Scrutiny of the Emotional Wellbeing And Mental Health (EWMH) Transformation Programme.
Mr Robert Evans arrived at 10:53am
Dr Phil Ferraria-Lay, Surrey and Borders Partnership
Julia Cramp, EWMH Programme Lead
Barbara Herts, EWMH Programme Consultant
Sue Robertson, Associate Director for Strategic Commissioning, Surrey Heartlands
Dave Hill, Executive Director – Children, Families, Lifelong Learning and Culture
Mary Lewis, Cabinet Member for Children, Young People & Families
Key points raised during the discussion:
1. The witnesses introduced the report and provided Members with a brief summary. It was noted that Child and Adolescent Mental Health Services (CAMHS) were centralised around the early identification and treatment for mental health needs and that there was a focus on providing support to young people to prevent the need for life-long use of support services.
2. Members requested further information on how the transformation would impact service users who currently receive support. Further to this, Members also asked what was being done to address issues related to waiting times and the impact that they have on young people. Witnesses highlighted that, within different parts of the CAMHS service, there were a number of areas with almost no waiting times and that met national standards. This included services such as the eating disorder service and learning disability service. It was further noted that there had been waiting times for the ‘one stop’ service which were being addressed as part of the transformation programme. In regards to the waiting times outlined in page 29 of the agenda, witnesses stated that there was an improvement plan is place for the Surrey and Boarders NHS Trust.
3. Witnesses confirmed that the specialist CAMHS contract, which was jointly commissioned by the six Clinical Commissioning Groups (CCGs) in Surrey, was also part of the transformation programme. When questioned on the value of each contract, witnesses confirmed that the CAMHS contract jointly commissioned by the Council and the six CCGs was £5.2m and the specialist CAMHS contract was valued at £7.9m. It was further confirmed that the transformational funding was £2.9m for the whole service.

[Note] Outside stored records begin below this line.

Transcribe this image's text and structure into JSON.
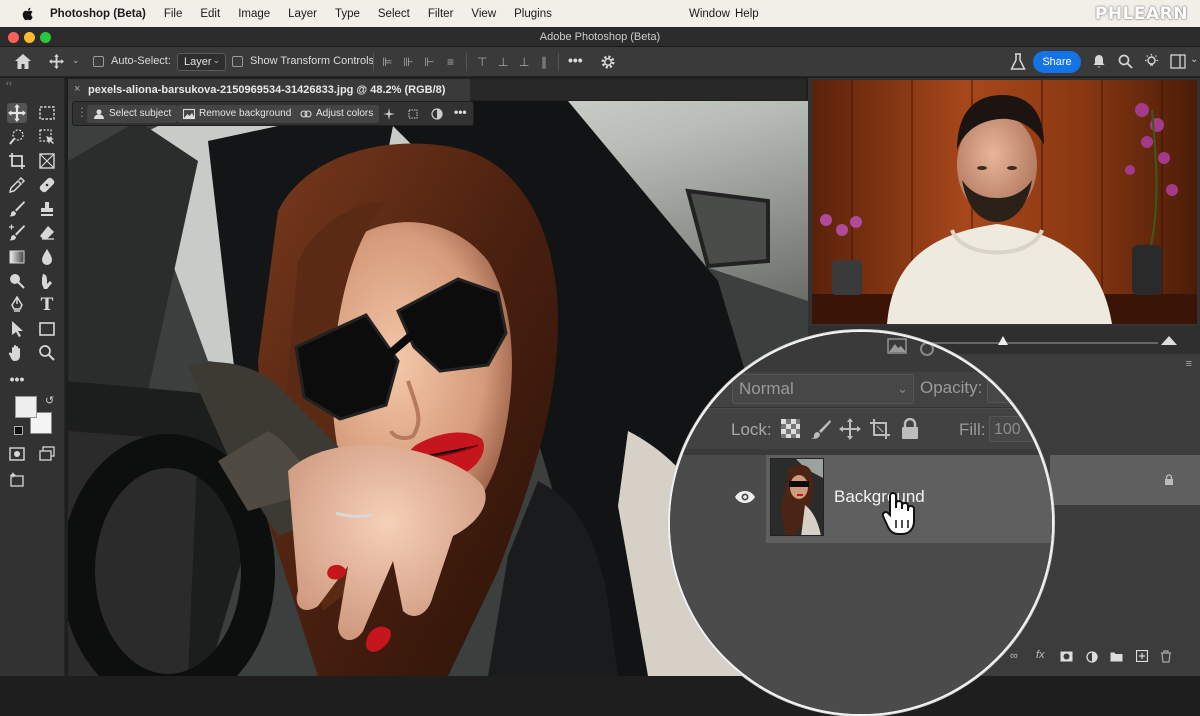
{
  "menubar": {
    "app_name": "Photoshop (Beta)",
    "items": [
      "File",
      "Edit",
      "Image",
      "Layer",
      "Type",
      "Select",
      "Filter",
      "View",
      "Plugins"
    ],
    "right_items": [
      "Window",
      "Help"
    ],
    "watermark": "PHLEARN"
  },
  "window": {
    "title": "Adobe Photoshop (Beta)"
  },
  "options_bar": {
    "auto_select_label": "Auto-Select:",
    "auto_select_value": "Layer",
    "show_transform_label": "Show Transform Controls",
    "share_label": "Share"
  },
  "document": {
    "tab_title": "pexels-aliona-barsukova-2150969534-31426833.jpg @ 48.2% (RGB/8)",
    "zoom": "48.2%"
  },
  "taskbar": {
    "select_subject": "Select subject",
    "remove_background": "Remove background",
    "adjust_colors": "Adjust colors"
  },
  "layers": {
    "blend_mode": "Normal",
    "opacity_label": "Opacity:",
    "lock_label": "Lock:",
    "fill_label": "Fill:",
    "fill_value": "100",
    "layer_name": "Background"
  },
  "colors": {
    "accent": "#1473e6",
    "panel": "#323232",
    "canvas": "#282828",
    "lips": "#c4161c"
  }
}
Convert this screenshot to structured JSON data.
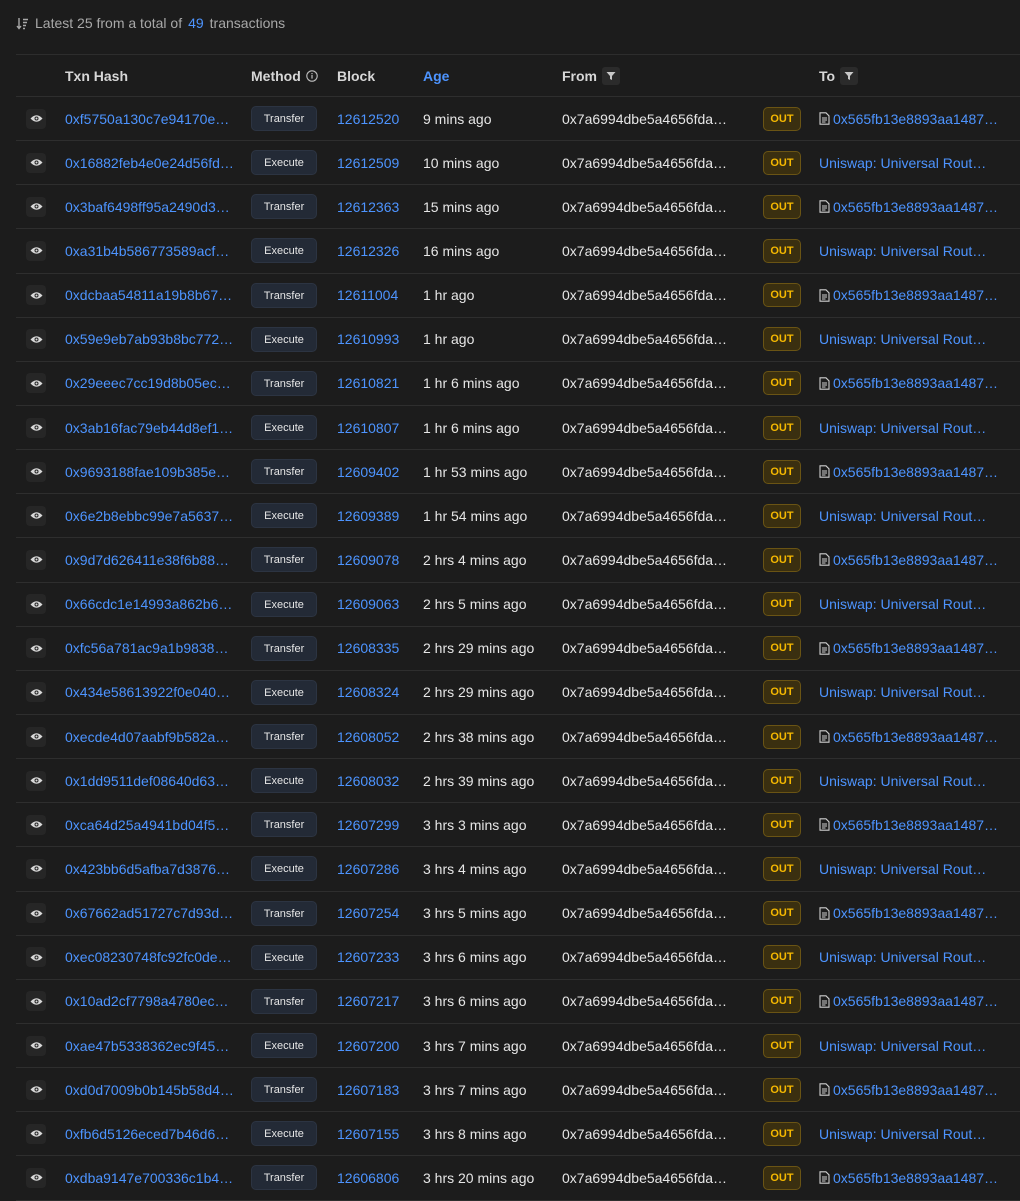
{
  "summary": {
    "prefix": "Latest 25 from a total of",
    "total": "49",
    "suffix": "transactions"
  },
  "headers": {
    "txn_hash": "Txn Hash",
    "method": "Method",
    "block": "Block",
    "age": "Age",
    "from": "From",
    "to": "To"
  },
  "rows": [
    {
      "hash": "0xf5750a130c7e94170e…",
      "method": "Transfer",
      "block": "12612520",
      "age": "9 mins ago",
      "from": "0x7a6994dbe5a4656fda…",
      "dir": "OUT",
      "to": "0x565fb13e8893aa1487…",
      "to_contract": true
    },
    {
      "hash": "0x16882feb4e0e24d56fd…",
      "method": "Execute",
      "block": "12612509",
      "age": "10 mins ago",
      "from": "0x7a6994dbe5a4656fda…",
      "dir": "OUT",
      "to": "Uniswap: Universal Rout…",
      "to_contract": false
    },
    {
      "hash": "0x3baf6498ff95a2490d3…",
      "method": "Transfer",
      "block": "12612363",
      "age": "15 mins ago",
      "from": "0x7a6994dbe5a4656fda…",
      "dir": "OUT",
      "to": "0x565fb13e8893aa1487…",
      "to_contract": true
    },
    {
      "hash": "0xa31b4b586773589acf…",
      "method": "Execute",
      "block": "12612326",
      "age": "16 mins ago",
      "from": "0x7a6994dbe5a4656fda…",
      "dir": "OUT",
      "to": "Uniswap: Universal Rout…",
      "to_contract": false
    },
    {
      "hash": "0xdcbaa54811a19b8b67…",
      "method": "Transfer",
      "block": "12611004",
      "age": "1 hr ago",
      "from": "0x7a6994dbe5a4656fda…",
      "dir": "OUT",
      "to": "0x565fb13e8893aa1487…",
      "to_contract": true
    },
    {
      "hash": "0x59e9eb7ab93b8bc772…",
      "method": "Execute",
      "block": "12610993",
      "age": "1 hr ago",
      "from": "0x7a6994dbe5a4656fda…",
      "dir": "OUT",
      "to": "Uniswap: Universal Rout…",
      "to_contract": false
    },
    {
      "hash": "0x29eeec7cc19d8b05ec…",
      "method": "Transfer",
      "block": "12610821",
      "age": "1 hr 6 mins ago",
      "from": "0x7a6994dbe5a4656fda…",
      "dir": "OUT",
      "to": "0x565fb13e8893aa1487…",
      "to_contract": true
    },
    {
      "hash": "0x3ab16fac79eb44d8ef1…",
      "method": "Execute",
      "block": "12610807",
      "age": "1 hr 6 mins ago",
      "from": "0x7a6994dbe5a4656fda…",
      "dir": "OUT",
      "to": "Uniswap: Universal Rout…",
      "to_contract": false
    },
    {
      "hash": "0x9693188fae109b385e…",
      "method": "Transfer",
      "block": "12609402",
      "age": "1 hr 53 mins ago",
      "from": "0x7a6994dbe5a4656fda…",
      "dir": "OUT",
      "to": "0x565fb13e8893aa1487…",
      "to_contract": true
    },
    {
      "hash": "0x6e2b8ebbc99e7a5637…",
      "method": "Execute",
      "block": "12609389",
      "age": "1 hr 54 mins ago",
      "from": "0x7a6994dbe5a4656fda…",
      "dir": "OUT",
      "to": "Uniswap: Universal Rout…",
      "to_contract": false
    },
    {
      "hash": "0x9d7d626411e38f6b88…",
      "method": "Transfer",
      "block": "12609078",
      "age": "2 hrs 4 mins ago",
      "from": "0x7a6994dbe5a4656fda…",
      "dir": "OUT",
      "to": "0x565fb13e8893aa1487…",
      "to_contract": true
    },
    {
      "hash": "0x66cdc1e14993a862b6…",
      "method": "Execute",
      "block": "12609063",
      "age": "2 hrs 5 mins ago",
      "from": "0x7a6994dbe5a4656fda…",
      "dir": "OUT",
      "to": "Uniswap: Universal Rout…",
      "to_contract": false
    },
    {
      "hash": "0xfc56a781ac9a1b9838…",
      "method": "Transfer",
      "block": "12608335",
      "age": "2 hrs 29 mins ago",
      "from": "0x7a6994dbe5a4656fda…",
      "dir": "OUT",
      "to": "0x565fb13e8893aa1487…",
      "to_contract": true
    },
    {
      "hash": "0x434e58613922f0e040…",
      "method": "Execute",
      "block": "12608324",
      "age": "2 hrs 29 mins ago",
      "from": "0x7a6994dbe5a4656fda…",
      "dir": "OUT",
      "to": "Uniswap: Universal Rout…",
      "to_contract": false
    },
    {
      "hash": "0xecde4d07aabf9b582a…",
      "method": "Transfer",
      "block": "12608052",
      "age": "2 hrs 38 mins ago",
      "from": "0x7a6994dbe5a4656fda…",
      "dir": "OUT",
      "to": "0x565fb13e8893aa1487…",
      "to_contract": true
    },
    {
      "hash": "0x1dd9511def08640d63…",
      "method": "Execute",
      "block": "12608032",
      "age": "2 hrs 39 mins ago",
      "from": "0x7a6994dbe5a4656fda…",
      "dir": "OUT",
      "to": "Uniswap: Universal Rout…",
      "to_contract": false
    },
    {
      "hash": "0xca64d25a4941bd04f5…",
      "method": "Transfer",
      "block": "12607299",
      "age": "3 hrs 3 mins ago",
      "from": "0x7a6994dbe5a4656fda…",
      "dir": "OUT",
      "to": "0x565fb13e8893aa1487…",
      "to_contract": true
    },
    {
      "hash": "0x423bb6d5afba7d3876…",
      "method": "Execute",
      "block": "12607286",
      "age": "3 hrs 4 mins ago",
      "from": "0x7a6994dbe5a4656fda…",
      "dir": "OUT",
      "to": "Uniswap: Universal Rout…",
      "to_contract": false
    },
    {
      "hash": "0x67662ad51727c7d93d…",
      "method": "Transfer",
      "block": "12607254",
      "age": "3 hrs 5 mins ago",
      "from": "0x7a6994dbe5a4656fda…",
      "dir": "OUT",
      "to": "0x565fb13e8893aa1487…",
      "to_contract": true
    },
    {
      "hash": "0xec08230748fc92fc0de…",
      "method": "Execute",
      "block": "12607233",
      "age": "3 hrs 6 mins ago",
      "from": "0x7a6994dbe5a4656fda…",
      "dir": "OUT",
      "to": "Uniswap: Universal Rout…",
      "to_contract": false
    },
    {
      "hash": "0x10ad2cf7798a4780ec…",
      "method": "Transfer",
      "block": "12607217",
      "age": "3 hrs 6 mins ago",
      "from": "0x7a6994dbe5a4656fda…",
      "dir": "OUT",
      "to": "0x565fb13e8893aa1487…",
      "to_contract": true
    },
    {
      "hash": "0xae47b5338362ec9f45…",
      "method": "Execute",
      "block": "12607200",
      "age": "3 hrs 7 mins ago",
      "from": "0x7a6994dbe5a4656fda…",
      "dir": "OUT",
      "to": "Uniswap: Universal Rout…",
      "to_contract": false
    },
    {
      "hash": "0xd0d7009b0b145b58d4…",
      "method": "Transfer",
      "block": "12607183",
      "age": "3 hrs 7 mins ago",
      "from": "0x7a6994dbe5a4656fda…",
      "dir": "OUT",
      "to": "0x565fb13e8893aa1487…",
      "to_contract": true
    },
    {
      "hash": "0xfb6d5126eced7b46d6…",
      "method": "Execute",
      "block": "12607155",
      "age": "3 hrs 8 mins ago",
      "from": "0x7a6994dbe5a4656fda…",
      "dir": "OUT",
      "to": "Uniswap: Universal Rout…",
      "to_contract": false
    },
    {
      "hash": "0xdba9147e700336c1b4…",
      "method": "Transfer",
      "block": "12606806",
      "age": "3 hrs 20 mins ago",
      "from": "0x7a6994dbe5a4656fda…",
      "dir": "OUT",
      "to": "0x565fb13e8893aa1487…",
      "to_contract": true
    }
  ],
  "icons": {
    "sort": "sort-descending-icon",
    "info": "info-circle-icon",
    "filter": "filter-icon",
    "eye": "eye-icon",
    "contract": "document-icon"
  },
  "colors": {
    "background": "#1c1c1c",
    "link": "#4d94ff",
    "out_badge_text": "#f5b800",
    "out_badge_bg": "#3a2f10",
    "method_badge_bg": "#232a36"
  }
}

4. Members requested further information on the risks associated with the transformation. Witnesses explained that the biggest identified risks were related to getting the transformation underway and being able to evidence significant change as the programme moves on.
5. Members questioned whether the transformation would take longer than two years and if mitigations were in place to address this. In response, witnesses explained that the timeline was set and that the contract would be recommissioned in April 2021. The interim stage before this was focused on identifying as much information and learning as possible.
6. When discussing the current backlog in the service, witnesses confirmed that there was ongoing work to address those waiting for support. Members noted that people who require urgent support would not be placed on a waiting list and would be supported as soon as possible.
7. Members noted that every parent of a child on the waiting lists for assessment and treatment had been contacted with information about the services to be provided.
8. The Committee requested information on how young people were engaged with to help shape the service. Witnesses explained that there was a large Rights and Participation Team which influenced service delivery. The CAMHS Youth Advisors, who were usually former users of CAMHS services, would actively engage with various aspects of service design including appointments, commissioning and contract quality review meetings.
9. Members stated that it would be important to apply sufficient resource to the accelerator sites in order to assure they were fit for purpose.
10. Members sort further information on THRIVE. Witnesses explained that THRIVE was a conceptual framework which promoted a culture change which allowed young people to thrive. THRIVE was recognised nationally and concentrated on having conversations with young people to support them or direct them towards self-help opportunities.
11. When discussing accelerator sites, the Committee noted that teachers and youth workers would become more involved with supporting young people’s needs related to mental health. Members felt it was important to ensure members of staff had access to a training offer related to emotional wellbeing and mental health needs to ensure they had the tools to help young people.
The Children, Families, Lifelong Learning and Culture Select Committee: